Eras of Emperor Go-Kōgon's reign
The years of Go-Kōgon's reign are more specifically identified by more than one era name
- Nanboku-chō Southern court
- Eras as reckoned by legitimate Court (as determined by Meiji rescript)
- Shōhei (1346-1370)
- Kentoku (1370-1372)
- Nanboku-chō Northern court
- Eras as reckoned by pretender Court (as determined by Meiji rescript)
- Kan'ō (1350-1352)
- Bunna (1352-1356)
- Embun (1356-1361)
- Kōan (1361-1362)
- Jōji (1362-1368)
- Ōan (1368-1375)
Southern Court Rivals
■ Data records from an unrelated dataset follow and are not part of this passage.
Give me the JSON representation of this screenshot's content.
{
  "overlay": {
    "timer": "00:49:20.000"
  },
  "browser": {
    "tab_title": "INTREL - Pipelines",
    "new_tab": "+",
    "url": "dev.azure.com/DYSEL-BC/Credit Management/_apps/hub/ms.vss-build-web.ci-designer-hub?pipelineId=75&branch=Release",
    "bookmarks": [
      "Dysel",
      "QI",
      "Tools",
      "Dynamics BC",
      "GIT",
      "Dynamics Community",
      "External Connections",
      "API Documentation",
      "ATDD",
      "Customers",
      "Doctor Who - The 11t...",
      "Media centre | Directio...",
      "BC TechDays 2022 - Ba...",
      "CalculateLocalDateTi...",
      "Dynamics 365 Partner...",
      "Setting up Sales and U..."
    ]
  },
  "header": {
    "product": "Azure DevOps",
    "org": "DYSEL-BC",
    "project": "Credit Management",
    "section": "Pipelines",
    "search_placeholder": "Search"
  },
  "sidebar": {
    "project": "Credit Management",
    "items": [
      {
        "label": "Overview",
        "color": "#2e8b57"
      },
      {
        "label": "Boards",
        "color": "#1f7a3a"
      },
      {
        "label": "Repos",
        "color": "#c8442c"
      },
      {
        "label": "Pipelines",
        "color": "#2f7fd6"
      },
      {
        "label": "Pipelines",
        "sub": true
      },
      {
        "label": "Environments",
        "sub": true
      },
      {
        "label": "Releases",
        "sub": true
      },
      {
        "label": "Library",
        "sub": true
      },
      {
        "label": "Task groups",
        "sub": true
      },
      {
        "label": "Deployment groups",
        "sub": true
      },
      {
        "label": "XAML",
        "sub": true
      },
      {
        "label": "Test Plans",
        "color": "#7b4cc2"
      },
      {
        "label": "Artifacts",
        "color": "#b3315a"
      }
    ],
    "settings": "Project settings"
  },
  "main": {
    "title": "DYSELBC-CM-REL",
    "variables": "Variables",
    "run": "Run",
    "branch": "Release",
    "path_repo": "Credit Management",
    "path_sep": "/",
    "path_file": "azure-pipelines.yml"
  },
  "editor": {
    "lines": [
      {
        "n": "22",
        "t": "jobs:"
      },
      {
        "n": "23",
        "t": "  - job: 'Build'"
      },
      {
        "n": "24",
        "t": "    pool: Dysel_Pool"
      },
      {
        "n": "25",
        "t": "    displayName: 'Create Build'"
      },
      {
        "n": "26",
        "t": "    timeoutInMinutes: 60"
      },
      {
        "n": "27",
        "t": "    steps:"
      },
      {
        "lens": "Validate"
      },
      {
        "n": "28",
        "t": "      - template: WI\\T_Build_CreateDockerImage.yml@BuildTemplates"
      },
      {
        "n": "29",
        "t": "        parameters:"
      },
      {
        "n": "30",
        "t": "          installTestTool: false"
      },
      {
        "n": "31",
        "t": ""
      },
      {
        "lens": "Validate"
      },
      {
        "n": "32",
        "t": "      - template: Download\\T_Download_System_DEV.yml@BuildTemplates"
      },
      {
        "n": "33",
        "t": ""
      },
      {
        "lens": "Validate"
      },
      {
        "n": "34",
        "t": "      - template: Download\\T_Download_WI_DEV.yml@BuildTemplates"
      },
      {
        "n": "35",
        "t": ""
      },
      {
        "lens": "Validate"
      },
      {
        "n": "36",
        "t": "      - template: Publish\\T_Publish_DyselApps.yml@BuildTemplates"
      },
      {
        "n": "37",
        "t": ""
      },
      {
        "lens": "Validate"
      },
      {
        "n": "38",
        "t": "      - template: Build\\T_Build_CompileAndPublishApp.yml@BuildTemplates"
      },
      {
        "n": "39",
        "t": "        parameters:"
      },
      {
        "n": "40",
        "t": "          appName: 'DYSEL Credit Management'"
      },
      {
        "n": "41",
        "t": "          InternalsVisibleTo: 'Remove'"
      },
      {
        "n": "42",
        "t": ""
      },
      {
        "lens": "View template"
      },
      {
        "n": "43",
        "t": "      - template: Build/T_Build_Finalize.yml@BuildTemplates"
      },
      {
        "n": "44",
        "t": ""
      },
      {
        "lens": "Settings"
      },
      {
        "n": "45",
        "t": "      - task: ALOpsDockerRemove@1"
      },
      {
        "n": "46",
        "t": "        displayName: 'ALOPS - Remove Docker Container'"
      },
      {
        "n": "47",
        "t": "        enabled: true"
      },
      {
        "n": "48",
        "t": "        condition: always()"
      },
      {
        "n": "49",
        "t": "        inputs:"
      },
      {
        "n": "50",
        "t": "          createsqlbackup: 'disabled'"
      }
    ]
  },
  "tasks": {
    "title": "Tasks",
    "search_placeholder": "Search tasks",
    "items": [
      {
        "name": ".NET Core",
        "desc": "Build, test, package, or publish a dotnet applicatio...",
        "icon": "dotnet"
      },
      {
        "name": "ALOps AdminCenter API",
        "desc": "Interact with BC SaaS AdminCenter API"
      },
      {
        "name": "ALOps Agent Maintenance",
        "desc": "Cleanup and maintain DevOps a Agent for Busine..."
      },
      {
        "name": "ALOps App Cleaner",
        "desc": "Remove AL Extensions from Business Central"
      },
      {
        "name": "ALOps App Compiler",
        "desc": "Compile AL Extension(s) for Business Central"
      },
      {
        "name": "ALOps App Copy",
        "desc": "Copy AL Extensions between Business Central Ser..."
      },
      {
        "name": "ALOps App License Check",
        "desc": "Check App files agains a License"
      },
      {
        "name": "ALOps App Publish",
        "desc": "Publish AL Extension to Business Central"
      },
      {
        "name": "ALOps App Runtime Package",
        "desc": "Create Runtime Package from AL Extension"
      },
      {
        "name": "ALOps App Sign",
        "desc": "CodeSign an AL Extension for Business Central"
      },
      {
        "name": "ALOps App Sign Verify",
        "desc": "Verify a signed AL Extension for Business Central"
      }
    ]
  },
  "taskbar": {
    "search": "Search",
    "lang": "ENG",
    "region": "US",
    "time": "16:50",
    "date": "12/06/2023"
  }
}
- Titsingh, Isaac, ed. (1834). [Siyun-sai Rin-siyo/Hayashi Gahō, 1652], Nipon o daï itsi ran; ou, Annales des empereurs du Japon, tr. par M. Isaac Titsingh avec l'aide de plusieurs interprètes attachés au comptoir hollandais de Nangasaki; ouvrage re., complété et cor. sur l'original japonais-chinois, accompagné de notes et précédé d'un Aperçu d'histoire mythologique du Japon, par M. J. Klaproth. Paris: Oriental Translation Fund of Great Britain and Ireland. --Two copies of this rare book have now been made available online: (1) from the library of the University of Michigan, digitized January 30, 2007; and (2) from the library of Stanford University, digitized June 23, 2006. Click here to read the original text in French.